Earlier this week, my colleagues and I were debating the differences between what makes a good customer experience and if high marks for delivering customer experience translate to that company being truly customer centric.
We discussed how many companies talk the talk with customer experience on their websites and in annual reports, but do they really walk the walk? They may say they do voice of the customer, but acting on data from an annual survey isn't really being proactive. And how much do low prices and coupons play into the overall "customer experience" in this price-conscious society that we currently live in? For example, there's a department store that typically receives high customer experience marks probably because they constantly slash their prices, and probably not for its service--its employees are often surly and unhelpful.
On the heels of our group's discussion, was the release yesterday of The Temkin Group's annual report, "The State of Customer Experience Management, 2012," which examined 255 large companies to determine where they rank on the customer experience journey.

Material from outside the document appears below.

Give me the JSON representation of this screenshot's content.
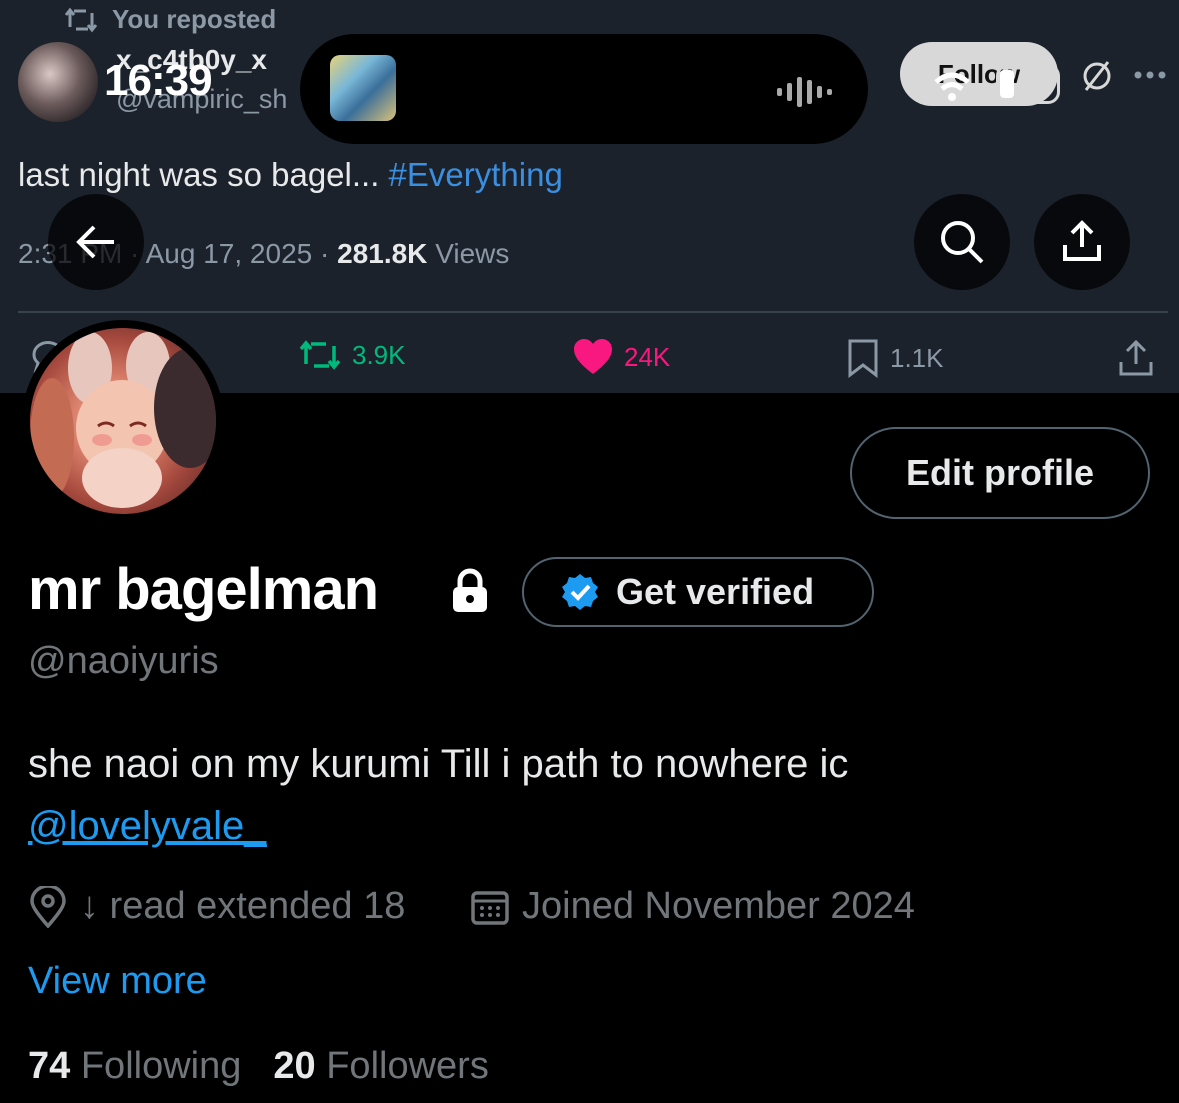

The findings confirm the disconnect our group raised earlier this week between companies saying they're focused on customer experience and actually providing good customer experiences.
The Temkin Group found an "abundance of CX ambition and activity," with most companies employing a customer experience executive (six out of 10 companies), launching significant customer experience activities, and having a staff of six to eight full-time employees focused on customer experience and 28 percent employ more than 20 people in this area. However, the survey found that despite having these customer experience components in place, only 7 percent are "very strong" at customer experience today and 35 percent of companies are in the lowest stage of customer experience maturity. And 59 percent of the respondents state that their company's goal is to become the industry leader in customer experience within three years.
Some other findings from the research include:
- Nearly 80 percent of companies with voice-of-the-customer programs report that they are already delivering positive business results.
- Voice-of-the-customer programs run into the most obstacles when it comes to integrating CRM data and analyzing social media conversations.
- The percentage of companies using NPS increased from 49 percent last year to 56 percent this year.
- Companies with higher levels of customer experience maturity focus more on employees and culture and less on cutting costs.
Why the disconnect between the components that companies have in place to deliver great customer experience and the low percentage of companies that rank very strong when customers rank their experience? The Temkin Group points to a struggle with employee engagement, delivering compelling brand values, and focusing on cutting costs.
What do you think? What is holding back brands from providing exceptional customer experiences?